“The news has widely shown crowds weeping and chanting, images carefully curated, the angle of the cameras intending to show the congestion of mourners in the streets of Iran, among them close-ups of weeping children, to suggest unequivocal support for the regime.”
So the “actors” may be coerced, and the stories carefully framed. That’s the perfect recipe for an agenda-driven false story.
This kind of propaganda (or disinformation) is developed in order to persuade the American populace not to support the U.S. military. If people question their leaders in times of war, it weakens the resolve and ultimately the military.
The Soviets knew this during the Vietnam War, and they did all they could to sway American popular opinion. In fact, they were so effective that Americans are still trying to make up for the way so many veterans were greeted upon their return to the United States.
Ion Mihai Pacepa, former head of foreign intelligence in communist Romania, has explained that KGB chief Yuri Andropov thought the war in Vietnam provided a once-in-a-lifetime chance to make Europe fear America’s military power and instill discord between the Old Continent and the United States; therefore, he made the disinformation operation a priority from almost the first days of the Vietnam War.
All hands were on deck, including Pacepa’s Romanian intelligence office. By 1968, anti-Vietnam War protesters in the United States numbered almost 7 million. Many young Americans came to regard their own government, not communism, as the real enemy. It reached the point where bashing the U.S. commander in chief in times of war became as American as apple pie.
Pacepa had a meeting in 1972 with Andropov, who had said the disinformation program “turned America against her own government.” It damaged America’s foreign policy consensus, poisoned her domestic debate, and built a credibility gap between the United States and European public opinion that was wide and deep.

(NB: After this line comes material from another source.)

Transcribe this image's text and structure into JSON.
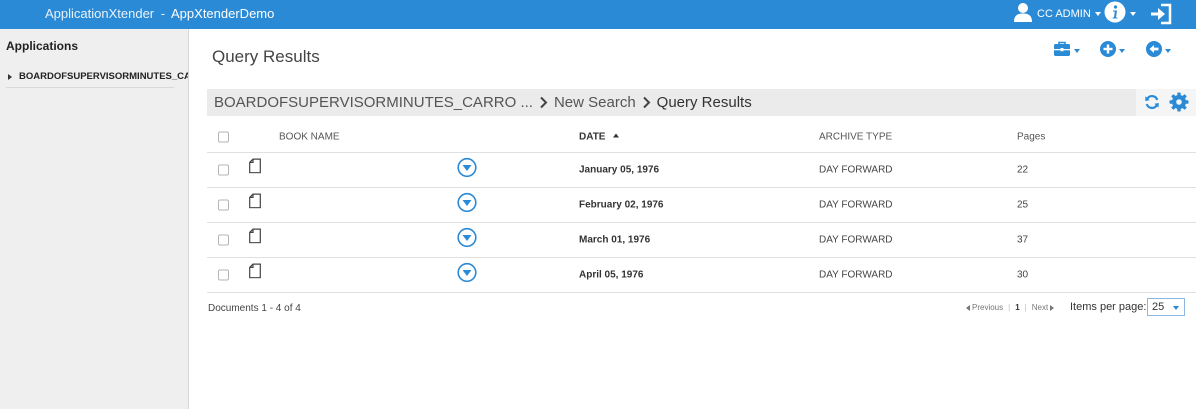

It also transformed the world’s leftists into deadly enemies of American “imperialism.”
All the Soviets had to do was to continue planting the seeds of disinformation and water them day after day after day. Eventually, Americans would seize upon the idea and start pursuing it of their own accord. In other words, it was very effective.
This new Iranian disinformation may be having a similar effect. Last week, on his show “Hardball,” MSNBC’s Chris Matthews compared Soleimani’s death to that of Princess Diana and Elvis Presley.
He said: “When some people die, you don’t know what the impact’s going to be. When Princess Diana died, for example, there was a huge emotional outpouring, [and, for example,] Elvis Presley in our culture. It turns out that this general we killed was a beloved hero of the Iranian people, to the point where, look at the people, we got pictures of it now, these enormous crowds coming out. There’s no American emotion in this case, but there’s a hell of a lot of emotion on the other side.”
In other words, Matthews is accepting the packaged news from the Iranian press as gospel. That’s exactly what they would want him (and others) to do.
No one wants war, and I certainly hope that tensions continue to ease. Decisions, however, must be based on facts, not on disinformation.
Prior to the order to kill Soleimani, CIA chief Gina Haspel advised the president that the risks associated with taking the general out were less than those associated with leaving him in place. That information, not propaganda from state-controlled Iranian media, is the proper basis for making decisions like that.
Let’s hope it’s the correct decision and that it leads to a safe and peaceful 2020.
Ronald J. Rychlak is the Jamie L. Whitten chair in law and government at the University of Mississippi. He is the author of several books, including “Hitler, the War, and the Pope,” “Disinformation” (co-authored with Ion Mihai Pacepa), and “The Persecution and Genocide of Christians in the Middle East” (co-edited with Jane Adolphe).
Views expressed in this article are the opinions of the author and do not necessarily reflect the views of The Epoch Times.